“Room” is not only a book, so if reading is not your forte, you can luckily watch the 2015 movie adaptation. This adaptation stars Brie Larson as Ma, who is given an actual name in this version, Joy, and Jacob Tremblay as Jack. Both actors won awards for their roles in the movie with Larson winning multiple awards for Best Leading Actress and Jacob winning a Critics Choice Award.


The movie, in my opinion, does a much better job at telling the story that I believe Donoghue was aiming for, and it tells a more clear-cut story that makes sense from a viewer perspective. The movie cuts out many elements from the book that make the story somewhat confusing and overwhelming and ends with a much happier message about the world being a huge place to explore and notice new things. The movie also reminds viewers about how lucky we are to be free and not locked in a place like Room. 

One of the most notable changes is Jack’s development after escaping Room. In the book, he is very selfish and doesn’t want to enter the world or help out Ma. Jack, up until the end of the book, wants to stay in Room and throws tantrums, still acting like a small child. This contrasts to other parts of the book where Jack is shown to be very mature for five years old. To my surprise and enjoyment, this is changed in the movie to show Jack  developing and growing outside of Room. 

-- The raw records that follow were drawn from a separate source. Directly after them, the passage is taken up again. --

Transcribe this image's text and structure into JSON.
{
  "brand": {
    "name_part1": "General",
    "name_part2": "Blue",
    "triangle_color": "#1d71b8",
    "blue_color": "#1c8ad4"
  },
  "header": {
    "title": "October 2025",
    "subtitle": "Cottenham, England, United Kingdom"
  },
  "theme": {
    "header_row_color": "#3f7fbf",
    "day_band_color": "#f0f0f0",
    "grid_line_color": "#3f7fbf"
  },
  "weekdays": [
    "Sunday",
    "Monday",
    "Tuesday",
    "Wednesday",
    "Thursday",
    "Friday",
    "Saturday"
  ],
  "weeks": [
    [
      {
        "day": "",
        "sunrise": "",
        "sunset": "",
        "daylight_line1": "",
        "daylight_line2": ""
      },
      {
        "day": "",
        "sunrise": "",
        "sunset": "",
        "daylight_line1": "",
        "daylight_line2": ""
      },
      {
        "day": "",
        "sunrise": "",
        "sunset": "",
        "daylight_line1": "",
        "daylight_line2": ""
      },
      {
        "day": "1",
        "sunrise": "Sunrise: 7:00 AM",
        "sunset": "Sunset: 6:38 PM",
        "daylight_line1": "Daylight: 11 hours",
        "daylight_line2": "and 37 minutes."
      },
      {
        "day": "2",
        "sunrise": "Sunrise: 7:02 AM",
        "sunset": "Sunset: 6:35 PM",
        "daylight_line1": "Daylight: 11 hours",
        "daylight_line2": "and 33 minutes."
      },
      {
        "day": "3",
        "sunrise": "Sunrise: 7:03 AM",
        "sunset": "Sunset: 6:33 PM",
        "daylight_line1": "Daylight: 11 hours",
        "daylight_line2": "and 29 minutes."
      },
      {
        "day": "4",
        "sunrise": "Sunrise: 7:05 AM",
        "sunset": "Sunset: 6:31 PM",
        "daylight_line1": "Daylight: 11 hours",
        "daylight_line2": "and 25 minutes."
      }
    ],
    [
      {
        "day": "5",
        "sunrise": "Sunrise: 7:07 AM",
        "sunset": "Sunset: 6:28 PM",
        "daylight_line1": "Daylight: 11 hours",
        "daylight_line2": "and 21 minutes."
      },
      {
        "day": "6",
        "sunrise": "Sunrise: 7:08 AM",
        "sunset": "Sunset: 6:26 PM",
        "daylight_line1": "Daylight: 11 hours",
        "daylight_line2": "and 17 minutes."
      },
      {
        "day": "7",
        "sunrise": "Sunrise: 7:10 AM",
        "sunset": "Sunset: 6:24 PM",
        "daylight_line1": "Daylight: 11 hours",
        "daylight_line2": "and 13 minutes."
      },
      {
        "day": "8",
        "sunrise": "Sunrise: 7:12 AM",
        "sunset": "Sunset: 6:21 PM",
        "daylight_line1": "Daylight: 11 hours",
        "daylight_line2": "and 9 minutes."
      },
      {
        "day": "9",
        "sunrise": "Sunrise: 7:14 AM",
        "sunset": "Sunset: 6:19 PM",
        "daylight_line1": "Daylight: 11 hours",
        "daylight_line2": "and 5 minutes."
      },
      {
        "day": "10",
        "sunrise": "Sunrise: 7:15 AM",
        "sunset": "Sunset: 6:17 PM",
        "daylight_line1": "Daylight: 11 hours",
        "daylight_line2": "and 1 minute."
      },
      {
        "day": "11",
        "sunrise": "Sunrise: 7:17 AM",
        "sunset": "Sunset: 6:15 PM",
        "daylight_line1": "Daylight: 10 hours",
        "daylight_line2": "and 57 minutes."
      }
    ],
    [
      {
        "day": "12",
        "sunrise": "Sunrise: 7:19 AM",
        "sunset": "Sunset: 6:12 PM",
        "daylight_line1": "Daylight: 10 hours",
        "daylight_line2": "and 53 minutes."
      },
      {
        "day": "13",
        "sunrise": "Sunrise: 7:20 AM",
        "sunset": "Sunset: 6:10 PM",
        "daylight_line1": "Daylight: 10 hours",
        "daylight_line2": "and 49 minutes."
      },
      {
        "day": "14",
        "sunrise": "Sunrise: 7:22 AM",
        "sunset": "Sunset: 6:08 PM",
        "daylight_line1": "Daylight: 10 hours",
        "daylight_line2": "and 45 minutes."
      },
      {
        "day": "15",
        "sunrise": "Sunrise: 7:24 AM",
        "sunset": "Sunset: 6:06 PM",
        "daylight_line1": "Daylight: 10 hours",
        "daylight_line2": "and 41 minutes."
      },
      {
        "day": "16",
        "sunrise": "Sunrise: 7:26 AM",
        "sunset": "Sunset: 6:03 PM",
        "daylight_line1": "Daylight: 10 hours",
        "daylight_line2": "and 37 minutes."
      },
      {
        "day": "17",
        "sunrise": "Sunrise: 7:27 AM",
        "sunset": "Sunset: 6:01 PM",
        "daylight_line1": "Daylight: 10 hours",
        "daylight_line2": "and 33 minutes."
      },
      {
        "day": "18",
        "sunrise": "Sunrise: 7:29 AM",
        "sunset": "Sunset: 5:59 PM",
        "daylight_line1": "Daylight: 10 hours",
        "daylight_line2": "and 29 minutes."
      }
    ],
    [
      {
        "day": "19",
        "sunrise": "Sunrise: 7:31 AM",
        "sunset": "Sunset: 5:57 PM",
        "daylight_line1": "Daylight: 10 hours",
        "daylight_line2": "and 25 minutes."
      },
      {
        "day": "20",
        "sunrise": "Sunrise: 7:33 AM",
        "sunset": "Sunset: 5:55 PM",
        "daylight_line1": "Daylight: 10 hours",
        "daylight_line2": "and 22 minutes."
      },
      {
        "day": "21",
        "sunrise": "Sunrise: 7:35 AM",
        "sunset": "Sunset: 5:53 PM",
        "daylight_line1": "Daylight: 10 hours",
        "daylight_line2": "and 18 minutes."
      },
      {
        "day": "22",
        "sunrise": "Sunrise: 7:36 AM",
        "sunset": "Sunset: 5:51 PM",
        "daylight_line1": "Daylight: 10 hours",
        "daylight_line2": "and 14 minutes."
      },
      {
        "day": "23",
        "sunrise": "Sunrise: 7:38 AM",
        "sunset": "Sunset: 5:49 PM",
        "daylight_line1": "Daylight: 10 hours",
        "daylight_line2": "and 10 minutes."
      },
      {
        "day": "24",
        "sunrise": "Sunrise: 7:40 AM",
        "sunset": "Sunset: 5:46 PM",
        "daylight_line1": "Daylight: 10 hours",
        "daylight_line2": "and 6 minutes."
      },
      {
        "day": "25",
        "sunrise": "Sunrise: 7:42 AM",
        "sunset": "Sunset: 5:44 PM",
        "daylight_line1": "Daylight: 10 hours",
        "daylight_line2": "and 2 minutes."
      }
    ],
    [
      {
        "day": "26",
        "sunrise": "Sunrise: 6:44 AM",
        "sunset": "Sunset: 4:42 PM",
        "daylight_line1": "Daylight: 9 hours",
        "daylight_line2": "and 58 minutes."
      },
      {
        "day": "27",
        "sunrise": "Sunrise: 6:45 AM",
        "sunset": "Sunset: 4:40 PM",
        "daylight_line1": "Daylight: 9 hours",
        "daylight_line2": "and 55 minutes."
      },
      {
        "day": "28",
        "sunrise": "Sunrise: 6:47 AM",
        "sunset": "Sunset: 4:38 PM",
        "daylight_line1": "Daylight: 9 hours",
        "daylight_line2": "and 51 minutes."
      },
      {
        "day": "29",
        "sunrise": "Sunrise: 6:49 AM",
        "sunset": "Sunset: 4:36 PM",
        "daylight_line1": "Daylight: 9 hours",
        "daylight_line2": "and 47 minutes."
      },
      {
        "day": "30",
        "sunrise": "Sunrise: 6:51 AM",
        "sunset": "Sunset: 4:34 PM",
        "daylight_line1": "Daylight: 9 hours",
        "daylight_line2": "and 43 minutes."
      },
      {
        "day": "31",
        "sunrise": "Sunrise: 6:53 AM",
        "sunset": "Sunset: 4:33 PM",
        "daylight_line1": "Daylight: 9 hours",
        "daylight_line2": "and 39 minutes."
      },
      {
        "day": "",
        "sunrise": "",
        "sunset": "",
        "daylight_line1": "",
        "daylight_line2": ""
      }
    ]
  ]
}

The movie also shows clear correlation between events that the book blurs at some points. For example, the movie shows how the events before Joy attempts suicide impact her and why she eventually attempts to harm herself, while the book doesn’t clearly explain. This made the actual event a huge shock for me while reading the book. The experiences were vastly different for me, which makes looking back on the experiences so difficult to wrap my mind around. 

Goodbye Room

“Room” is an amazing story with great storytelling and an even more polished feel in the movie. It captures the struggles that one wouldn’t typically think about in a kidnapping situation, especially with having a son to raise. It’s a thought provoking story that will keep you thinking about Jack and Ma in more ways than one. It’s especially mind consuming when you remember that there are thousands of people in the world who are going through, have gone through or in the future will go through a situation identical to this one. 

I highly recommend this book, as it’s a quick read and a powerful story that will likely stick with you for a long time to come. If you are interested in hearing from more people about this book, book club will be meeting this Friday, Oct. 11 to discuss it and pick a new book for next month.